Crimes and Misdemeanors (1989) is one of Woody Allen‘s best films, a thriller in which, as the film critic Roger Ebert wrote, the suspense is not about what will happen to people, but what decisions they will make.  The film consists of two stories, which meet only at the end.  In the first, a drama, a successful opthalmologist played by Martin Landau lives a charmed life:  he has financial success, a beautiful family, a happy marriage, and the esteem of his community.   He chooses to have an affair with a flight attendant, (Anjelica Huston) and when he decides to break off the affair, she becomes furious, threatening every good thing in his life.  He seeks advice about what to do:  from a patient who is a rabbi, and from his brother, a ne’er-do-well with Mob connections.  Each offers him his best suggestion, but the doctor has to choose.    In a parallel story, a comedy, a documentary filmmaker accepts a job making a film about his brother-in-law, a successful Hollywood producer (Alan Alda), in order to raise money for a film he is making about a philosopher.  The filmmaker is in a failing marriage, and he becomes infatuated with the associate producer, played by Mia Farrow.  He chooses to try to initiate an affair with her.
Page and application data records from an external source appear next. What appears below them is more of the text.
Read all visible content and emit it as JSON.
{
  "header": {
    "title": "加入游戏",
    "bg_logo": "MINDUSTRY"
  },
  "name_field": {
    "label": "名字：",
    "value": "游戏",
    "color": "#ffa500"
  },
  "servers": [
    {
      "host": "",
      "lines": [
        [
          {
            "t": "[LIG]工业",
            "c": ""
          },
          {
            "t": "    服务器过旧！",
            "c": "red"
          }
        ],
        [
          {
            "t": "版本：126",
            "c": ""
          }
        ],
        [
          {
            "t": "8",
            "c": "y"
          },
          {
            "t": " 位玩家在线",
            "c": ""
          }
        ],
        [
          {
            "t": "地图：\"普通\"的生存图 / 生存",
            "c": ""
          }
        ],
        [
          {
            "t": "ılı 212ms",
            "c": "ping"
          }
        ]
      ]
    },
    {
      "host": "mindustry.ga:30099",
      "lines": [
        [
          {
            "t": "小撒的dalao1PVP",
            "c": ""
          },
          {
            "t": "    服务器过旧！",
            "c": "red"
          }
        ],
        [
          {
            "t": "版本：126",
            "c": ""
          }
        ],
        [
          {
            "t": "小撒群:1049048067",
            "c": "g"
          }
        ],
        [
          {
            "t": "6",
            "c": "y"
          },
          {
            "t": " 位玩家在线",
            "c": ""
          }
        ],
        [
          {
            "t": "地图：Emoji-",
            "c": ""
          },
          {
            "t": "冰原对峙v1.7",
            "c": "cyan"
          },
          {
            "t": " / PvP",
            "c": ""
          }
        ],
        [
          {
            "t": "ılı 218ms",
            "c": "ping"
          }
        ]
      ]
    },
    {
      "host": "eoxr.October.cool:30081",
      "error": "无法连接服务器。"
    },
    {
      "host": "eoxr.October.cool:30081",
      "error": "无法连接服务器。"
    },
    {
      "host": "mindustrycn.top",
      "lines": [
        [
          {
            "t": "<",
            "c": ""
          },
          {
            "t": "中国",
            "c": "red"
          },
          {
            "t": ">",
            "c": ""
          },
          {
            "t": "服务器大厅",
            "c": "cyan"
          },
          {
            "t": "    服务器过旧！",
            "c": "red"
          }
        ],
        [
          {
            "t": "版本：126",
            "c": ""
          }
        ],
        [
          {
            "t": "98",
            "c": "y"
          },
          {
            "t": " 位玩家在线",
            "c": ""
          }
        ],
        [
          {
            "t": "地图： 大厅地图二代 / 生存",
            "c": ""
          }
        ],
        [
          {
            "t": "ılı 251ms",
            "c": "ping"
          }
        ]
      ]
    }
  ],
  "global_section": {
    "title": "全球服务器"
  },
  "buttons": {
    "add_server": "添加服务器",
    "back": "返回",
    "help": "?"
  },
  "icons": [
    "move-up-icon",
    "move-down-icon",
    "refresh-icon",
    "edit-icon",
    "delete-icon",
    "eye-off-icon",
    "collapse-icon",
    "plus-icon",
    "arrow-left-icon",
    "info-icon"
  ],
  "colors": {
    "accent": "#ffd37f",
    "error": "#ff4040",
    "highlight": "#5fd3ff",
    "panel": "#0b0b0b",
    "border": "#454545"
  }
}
All the decisions of all the characters are played out by the end of the film.  We are left to consider the nature of good and of evil, of faith and skepticism, of love and hate.

Commentary

(NOTE:  there are spoilers in the commentary and questions.  Stop here if you do not want to know what choices the men make.) If I were to interview Woody Allen myself, there is one question I would love to ask him:  Did he write Crimes and Misdemeanors with Psalm 94 consciously in mind?  The question in this film is precisely that of the Psalmist when he asks, in Psalms 94:3 “How long will the wicked, Adonai, how long will the wicked be jubilant?”  I might be inclined to say no, this is just the eternal cry against the unjustness of life, except for verse 7, which says: “They say, ‘Adonai does not see; the God of Jacob pays no heed.'”  Again and again in the movie, the murdering opthalmologist quotes his father, who said, “God sees everything.”  And yet, by the end of the film, despite that, nothing bad has happened to the murderer.  Apparently there there will be no divine retribution for the sin of killing an inconvenient lover.

Allen’s vision of the world is utterly bleak.  He sees the bad guys getting away with their crimes, and the better man getting nothing.  However, the better man isn’t without his own sins:  he is simply an ineffectual bad guy.  As for the man of faith, the only truly good man in the film, he goes blind.

Questions

This is a great Jewish film because it engages with serious Jewish questions:  why be righteous?  What is the meaning of law?  Who sees most clearly, the blind rabbi or the guy who insists on “seeing the world as it really is”?  Is faith valuable, or is it merely self-deception?  Does faith make us stronger, or weaker?  What is Woody Allen saying in answer to these questions?  Do you agree or disagree with him?

Many of the characters in the film have an immature approach to faith; they go to childhood memories for their ideas about God.   The two exceptions — adults with mature approaches to faith —  are the philosopher and the rabbi, neither of which is a fully drawn character.  One of them dies a suicide, the other loses his eyesight.   What effect does this have on the discussion of the questions in the film?